Arrest Warrant Guide

Georgia Arrest Warrants

You can’t spend any time watching cop shows on television without understanding the concept of search warrants. The cops need these to get the evidence to catch the bad guy. With a proper search warrant the evidence is “tossed out of court” and they have to start from scratch.

This makes for some great drama. However, it’s a bit different when it comes to Georgia arrest warrants. With those, you can be arrested as a suspect in a crime. If that happens, chances are the search warrant will soon follow and things can quickly go from bad to worse.

What is an arrest warrant?
Having a Georgia arrest warrant sworn out in your name means you are an official suspect in a criminal activity. Doesn’t matter if you are guilty or innocent you just need to be a suspect. That means there has been evidence presented before a judge which indicates you have committed a crime.

That can be physical evidence such as fingerprints left behind at the scene of a crime or the sworn testimony of an eye witness. Once you are arrested, you’ll be given the opportunity to defend yourself but the Georgia arrest warrant comes first.

Typically a Georgia arrest warrant is issued after the crime has occurred. If a police officer sees you throw a brick through a window, they can arrest you right on the spot. But if someone else sees you throw that brick and identifies you to the police, then the arrest warrant is sworn out in your name and the police or county sheriffs are order to bring you before the court.

Georgia Bench Warrants
Another form of Georgia arrest warrant is known as the bench warrant. This isn’t so much about being suspected of committing a crime as it is about ignoring a particular court order. Did you know that a parking ticket is a form of a court order? It is, and failure to pay a parking ticket can lead to a Georgia bench warrant being issued in your name. You could have also skipped an alimony or child support payment which is another failure against a court order.

What can you do?
Once a Georgia arrest warrant has been sworn out in your name, your choices for a remedy are very limited. You could conduct your own search on many of the internet data bases available to you and find out if an arrest warrant has been issued in your name. After that, you could show up at the court on your own and face immediate arrest.

The best course of action would be to find a lawyer who is experienced in handling these types of matters.
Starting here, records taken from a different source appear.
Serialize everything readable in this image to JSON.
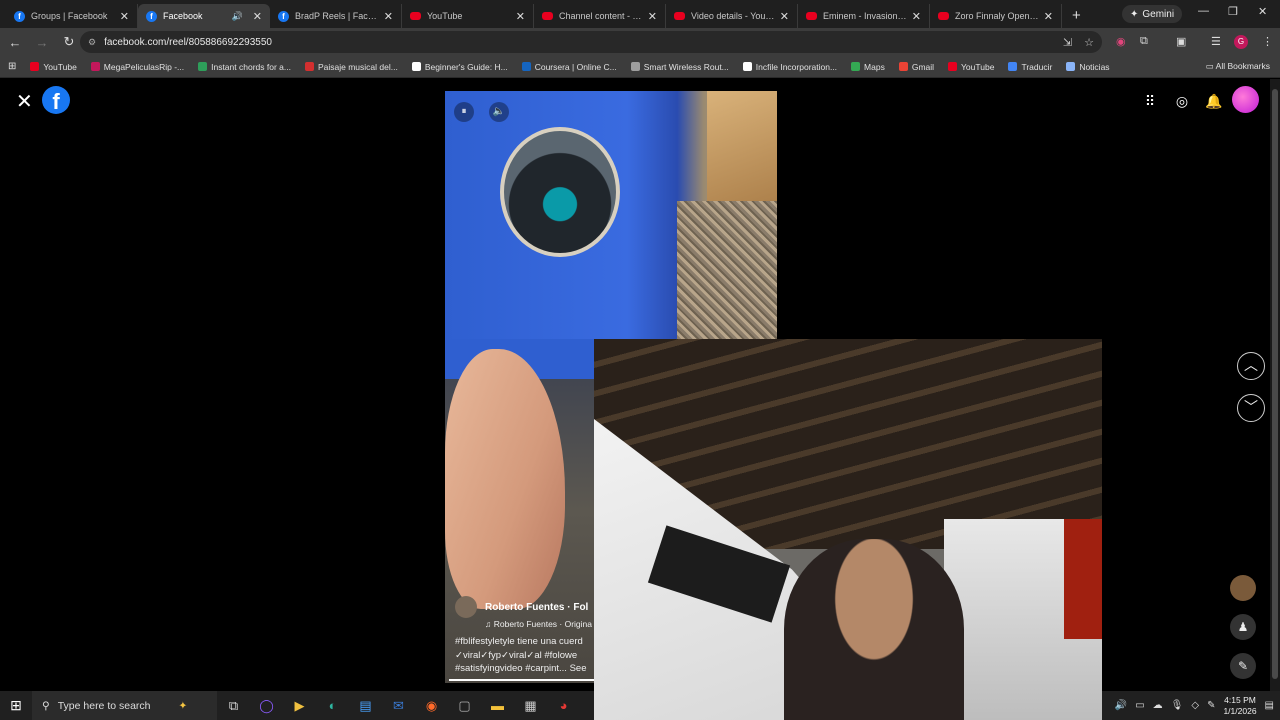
{
  "tabs": [
    {
      "title": "Groups | Facebook",
      "icon": "facebook-icon",
      "active": false
    },
    {
      "title": "Facebook",
      "icon": "facebook-icon",
      "active": true
    },
    {
      "title": "BradP Reels | Facebook",
      "icon": "facebook-icon",
      "active": false
    },
    {
      "title": "YouTube",
      "icon": "youtube-icon",
      "active": false
    },
    {
      "title": "Channel content - YouT",
      "icon": "youtube-icon",
      "active": false
    },
    {
      "title": "Video details - YouTub",
      "icon": "youtube-icon",
      "active": false
    },
    {
      "title": "Eminem - Invasion (The",
      "icon": "youtube-icon",
      "active": false
    },
    {
      "title": "Zoro Finnaly Opens His",
      "icon": "youtube-icon",
      "active": false
    }
  ],
  "gemini_label": "Gemini",
  "address": {
    "url": "facebook.com/reel/805886692293550"
  },
  "profile_initial": "G",
  "bookmarks": [
    {
      "label": "YouTube",
      "color": "#e8001f"
    },
    {
      "label": "MegaPeliculasRip -...",
      "color": "#c2185b"
    },
    {
      "label": "Instant chords for a...",
      "color": "#2e9e5a"
    },
    {
      "label": "Paisaje musical del...",
      "color": "#d32f2f"
    },
    {
      "label": "Beginner's Guide: H...",
      "color": "#ffffff"
    },
    {
      "label": "Coursera | Online C...",
      "color": "#1565c0"
    },
    {
      "label": "Smart Wireless Rout...",
      "color": "#9e9e9e"
    },
    {
      "label": "Incfile Incorporation...",
      "color": "#ffffff"
    },
    {
      "label": "Maps",
      "color": "#34a853"
    },
    {
      "label": "Gmail",
      "color": "#ea4335"
    },
    {
      "label": "YouTube",
      "color": "#e8001f"
    },
    {
      "label": "Traducir",
      "color": "#4285f4"
    },
    {
      "label": "Noticias",
      "color": "#8ab4f8"
    }
  ],
  "all_bookmarks_label": "All Bookmarks",
  "reel": {
    "author": "Roberto Fuentes · Fol",
    "audio": "♫ Roberto Fuentes · Origina",
    "caption_line1": "#fblifestyletyle tiene una cuerd",
    "caption_line2": "✓viral✓fyp✓viral✓al #folowe",
    "caption_line3": "#satisfyingvideo #carpint... See",
    "progress": 0.45
  },
  "taskbar": {
    "search_placeholder": "Type here to search",
    "time": "4:15 PM",
    "date": "1/1/2026"
  }
}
They will be able to navigate through the judicial system and have your Georgia arrest warrant taken care of in the proper matter. You might be able to avoid jail time but you won’t be able to avoid going before the judge who issued the warrant in the first place.